As this blog watches and analyzes the events that are currently unfolding in Iran, one cannot help but see some things worth pointing out. It's worth noting that many times in someone's lifetime, history has an odd way of repeating itself and in ways that are quite telling and easy to read. But to be in tune with such things, some conditions must be met.
For one thing, a person must be able to grasp history. Reading is one way to learn about any event or era from the record books of time. But nothing beats the best way to understand such events, which is having lived through them up close and personal. Want to learn about the fall of the Berlin Wall? Ask someone who was alive and/or aware of his/her surroundings at the time.
In January 1978, there was a situation in Iran, not altogether unlike today.
Iranians were not happy. There was widespread corruption in the Shah's government, just as there is today. People generally mistrusted their leadership, they felt they were puppets being controlled by puppet masters and were losing patience with this arrangement. They felt like there was a death grip upon them.
Originally, the resistance was fueled more by nationalism and populism than for religious reasons. The Islamic part of the revolt was more the result of some slick opportunism on the part of Ayatollah Khomeini and his reactionary supporters. The Shah was seen as another extravagant monarch, who had sat upon a throne created for him by the "evil satanic forces" of the United States. There was a certain element of socialistic idealism being injected into the movement.
At the time, it took a lot of work to understand why Jimmy Carter was oblivious to the concerns of the Iranians. The near simultaneous scenarios that unfolded during his watch were not handled in a consistent manner.
Human rights was not an issue in Iran, as it was in Nicaragua. The U.S. needed Iran as an ally because it shared a border with the USSR, Nicaragua did not. Therefore, Carter overlooked the Shah's misdeeds committed in the reinforcement of his reign and Iranians resented it. At the same moment in time, the similar unrest was brewing (for similar reasons) in Somoza's regime and Carter actually catalyzed the revolution with his call for human rights.
Calling for greater freedoms in Nicaragua and at the same time supporting the Shah was not a particularly smart thing to do. The Iranians were not fools, they picked up on this quickly. They saw what was what, no one had to explain it to them.
So here we are today, in 2009. We have a similar spark igniting in modern-day Persia and the current President is sending similar mixed signals. Obama has postured himself to look weak, painted himself into a corner, and I think is making some major miscalculations in the process.
Because he has called for engagement of Iran and it's leaders without condition, he cannot take sides with the opposition, right now. The risk of this is minimal, unless this evolves into a situation where regime change does take place.
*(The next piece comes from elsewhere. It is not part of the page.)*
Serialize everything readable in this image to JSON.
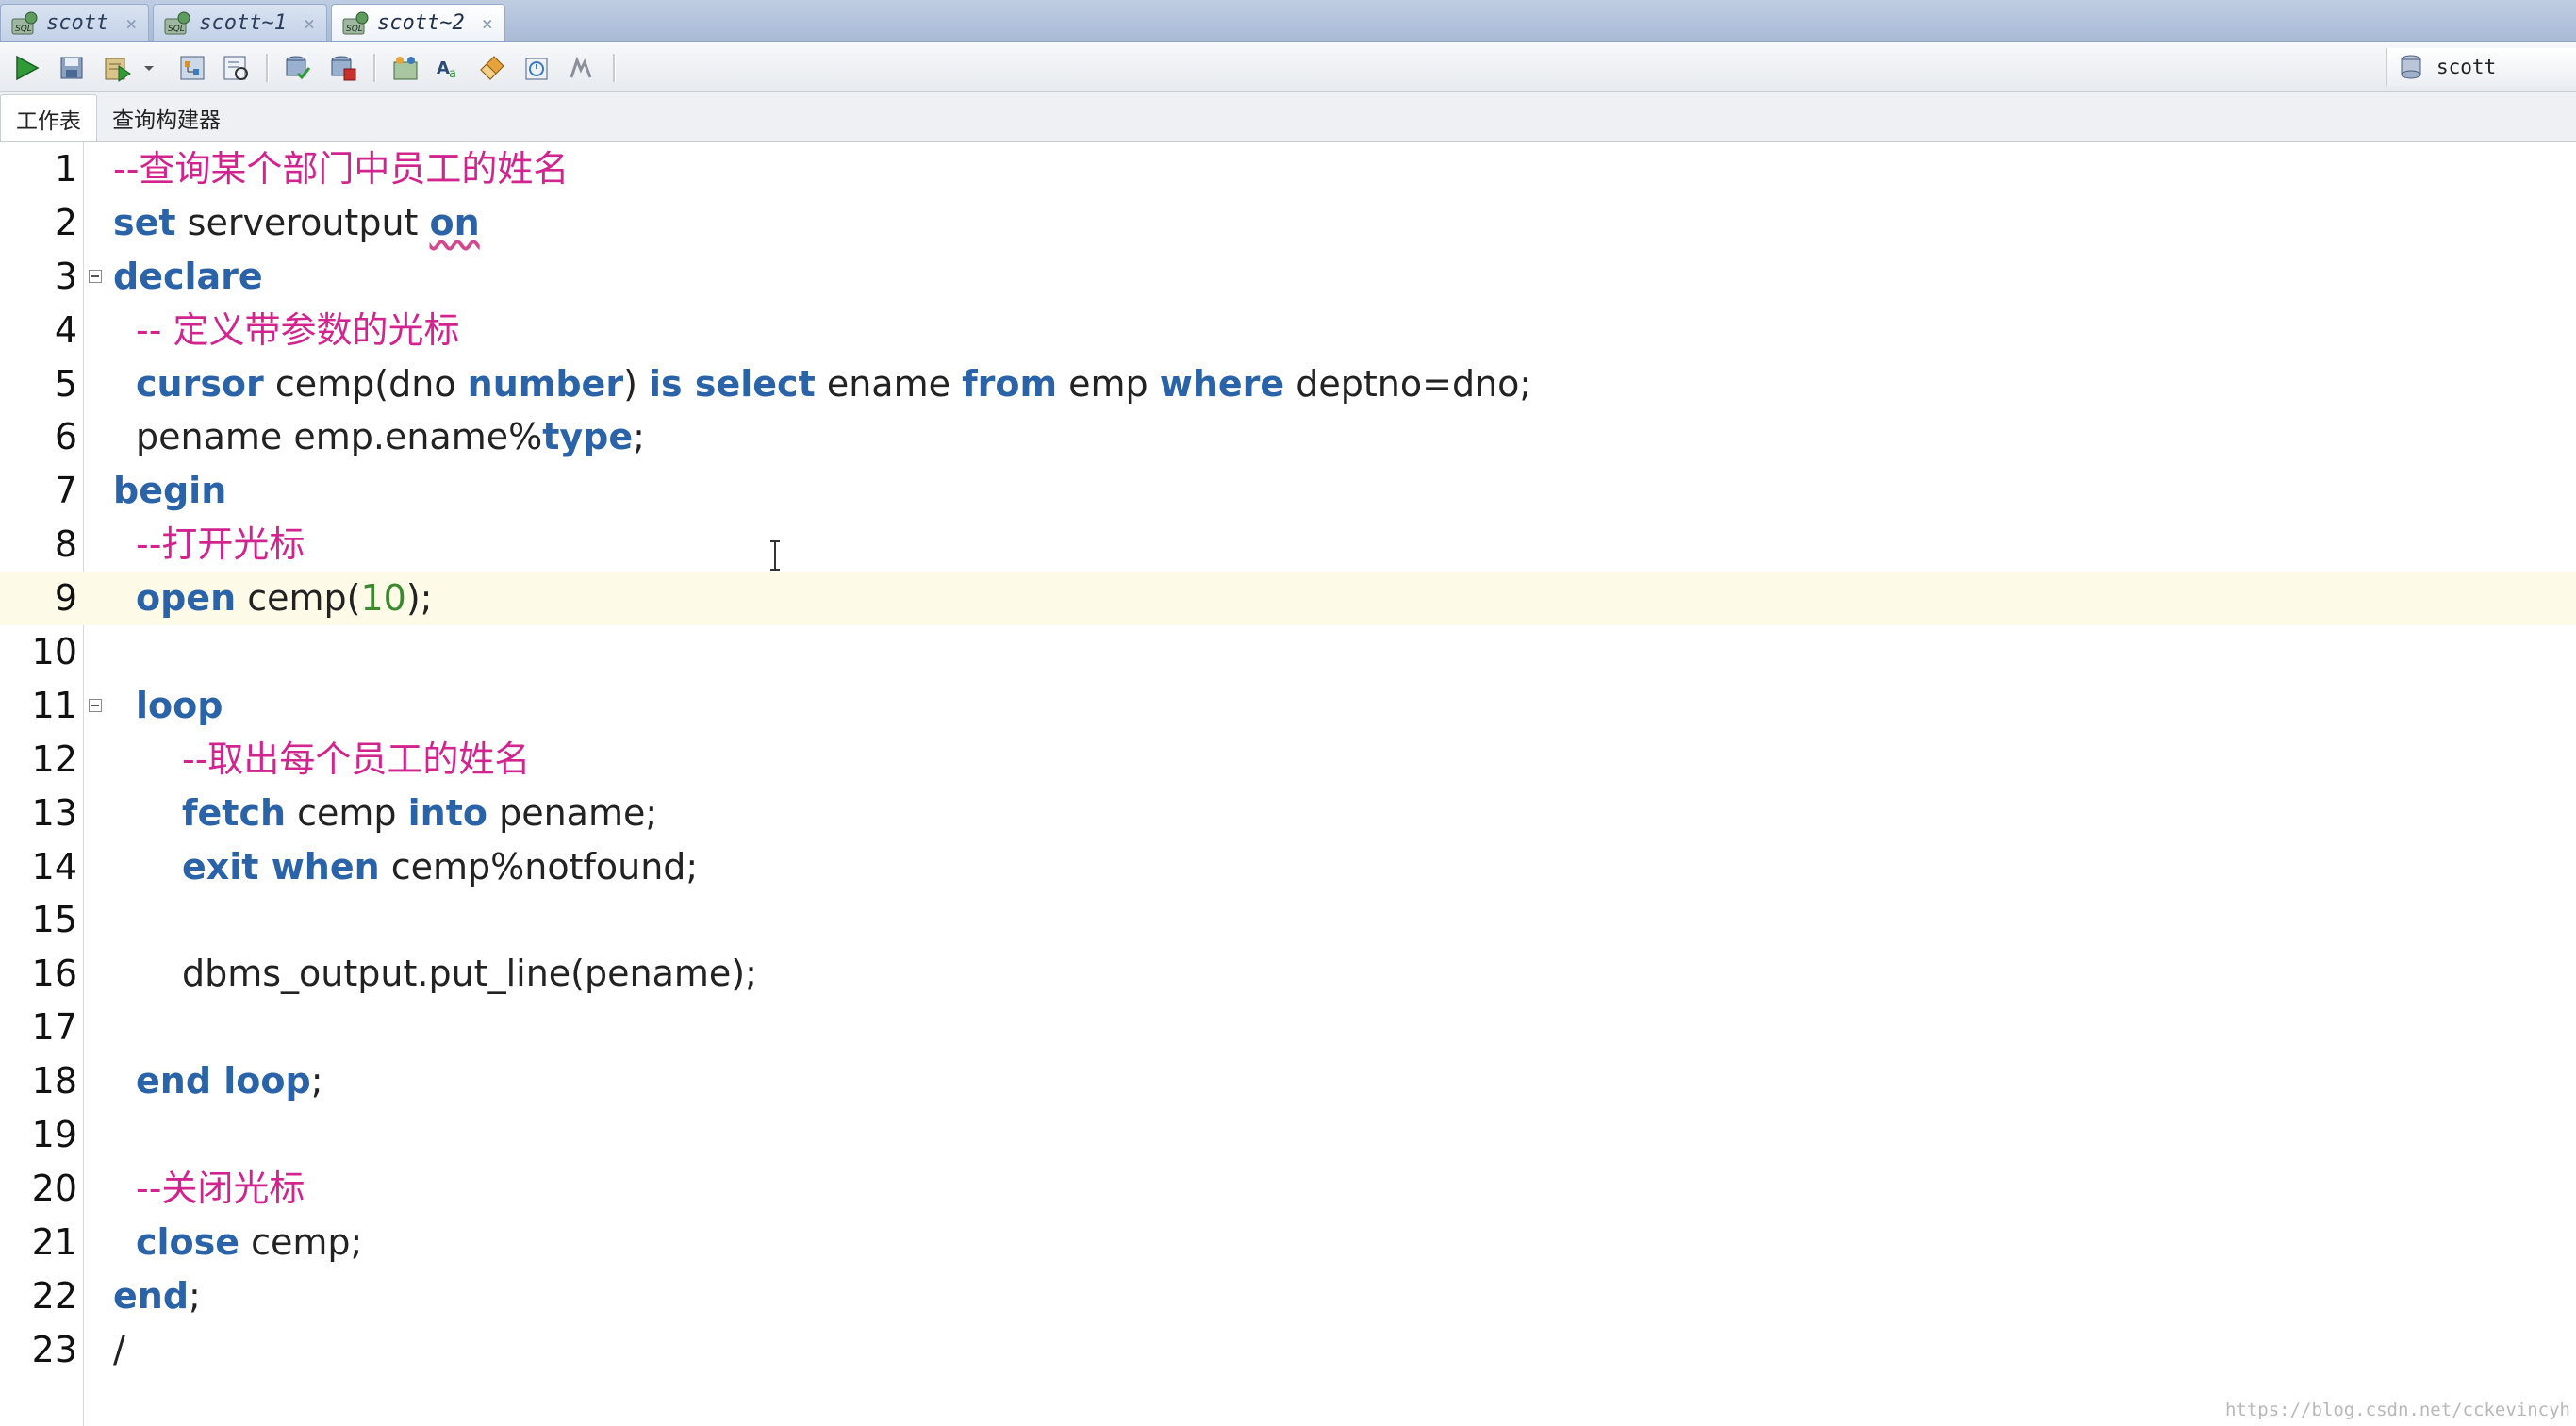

At this point, the new regime would already feel alienated by the US. In a lot of ways, this isn't much different than 1979.
Obama's response to North Korea has been insufficient. They know it, and are pushing the envelope further. His affinity for Arab potentates has been overzealous. They know it, and are playing it for all they can. Now, we have this situation in Iran which on the verge of exploding, and where is Obama? On the fence, because he put himself there. Lack of firm responses will yield the same results every time and will encourage more foreign policy challenges.
Yes folks, this is the beginning of Jimmy Carter II (The Sequel). And you can see it all play out live, on a newscast screen near you. The summer of discontent is here, even the Iranians are having a tea party.
For all of you who are too young to remember the Carter years with his miserable leadership, you can now see it with your own eyes. Maybe those of you who thought we were just a bunch of "out of tune with reality" old people when we told you all of this, now you will learn history the hard way. But not to worry, think of the lessons you can now teach your kids someday, when they are wanting to elect an "out of touch" arrogant greenhorn.